A few weeks ago, Leonard Lee Buschel shared the Preface for his upcoming memoir: Betty Ford Died Sober; I Should Be So Lucky. Now, he shares the beginning of Chapter One.
If my story were a film, the camera would descend through the delicious mists above a pot of simmering chicken soup at 4639 N. 10th Street—the house where I grew up.
CUT TO: Beth Judah Hebrew School. There, Mr. Silver is sending me to the principal’s office…again. I was caught taking bets on that Sunday’s Eagles game.
The Philadelphia Eagles were a big underdog. The other boys didn’t know what a point spread was. But I was well versed in both the concept and its profitable application. The birds were a 14-point underdog, but my young classmates didn’t know that. So they were betting the Eagles to win outright (no way that could happen against the NY Giants, not in 1962).
I learned these lessons at Cooper’s Corner—not an ordinary confectionery.
It was the kind of candy store you’d see in an old Bowery Boys film or a Paul Mazursky movie. It’s easy to picture handsome Jacob Garfinkel buying a pack of Chesterfields and telling the guys, “If this horse I have in the 5th at Garden State wins, I’m buying a one-way Greyhound ticket to Hollywood and changing my name to John Garfield.”
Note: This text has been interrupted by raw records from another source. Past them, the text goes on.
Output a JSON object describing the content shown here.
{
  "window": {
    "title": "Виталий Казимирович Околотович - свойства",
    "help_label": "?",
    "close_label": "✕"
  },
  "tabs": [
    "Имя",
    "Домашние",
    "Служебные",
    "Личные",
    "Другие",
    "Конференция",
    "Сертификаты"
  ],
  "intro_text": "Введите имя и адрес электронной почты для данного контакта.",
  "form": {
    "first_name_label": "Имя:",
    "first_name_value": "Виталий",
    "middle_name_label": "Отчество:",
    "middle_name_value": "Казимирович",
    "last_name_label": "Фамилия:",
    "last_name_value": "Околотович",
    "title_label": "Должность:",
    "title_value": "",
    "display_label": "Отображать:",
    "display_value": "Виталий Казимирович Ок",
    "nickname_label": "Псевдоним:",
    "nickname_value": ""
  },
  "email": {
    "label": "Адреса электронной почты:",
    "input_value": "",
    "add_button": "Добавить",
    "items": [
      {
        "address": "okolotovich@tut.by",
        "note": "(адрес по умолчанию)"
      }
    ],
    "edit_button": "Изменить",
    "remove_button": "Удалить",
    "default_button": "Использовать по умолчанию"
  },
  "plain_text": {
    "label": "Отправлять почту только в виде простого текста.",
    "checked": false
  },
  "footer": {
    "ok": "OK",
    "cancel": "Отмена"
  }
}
Cooper’s was the equivalent of an Irish pub, where neighbors often meet to have a few Guinness’s. But rather than a few pints, the magnet for me and some of these other brazen Jews was eating ice cream, drinking fountain sodas and shooting the shit with the guys. I was never felt alone there, even though I was the youngest patron, a real regular. The guys and I played half-ball and handball out in front on the street, while gamblers and bookmakers used the good old-fashioned telephone to conduct their “business.” By today’s sleek-phone standards, those telephones were definitely goofy-looking. The earpiece was separately tethered by a wire to a big black box, with the protruding part, like an inverted megaphone, to place your mouth against to speak. Very film noir if you ask me.
We played pinochle and rummy in three booths at the back of the store.
Sometimes chess, but always for money. This was the kind of place where if two raindrops hit the front window at the same time, someone would bet you which drop rolled to the bottom first. However, it was the pinball machine that seemed to call my name, especially when there was someone there to play against.
We’d usually bet a quarter per game. If some game is fun to play, it’s always way more intense if you have a bet on the outcome. It cost a nickel. To get those nickels, I would steal bottles off back porches and get the deposit money from the store. On a five- ball machine, I could play for 10 to 15 minutes on one game. That meant for 10 to 15 minutes, I wasn’t thinking about anything else. Homework, chores or getting my next nickel to play another game were not on my mind. Pinball took all the powers of observation I had.
At 12 years old, playing pinball was my first compulsive habit.
I traded that later for gambling on sports, poker, casino games when I was old enough to go the Vegas, and before Atlantic City decided to commit suicide.
You can read Buschel’s full memoir, Betty Ford Died Sober; I Should Be So Lucky, when it publishes this Fall. Stay tuned for updates!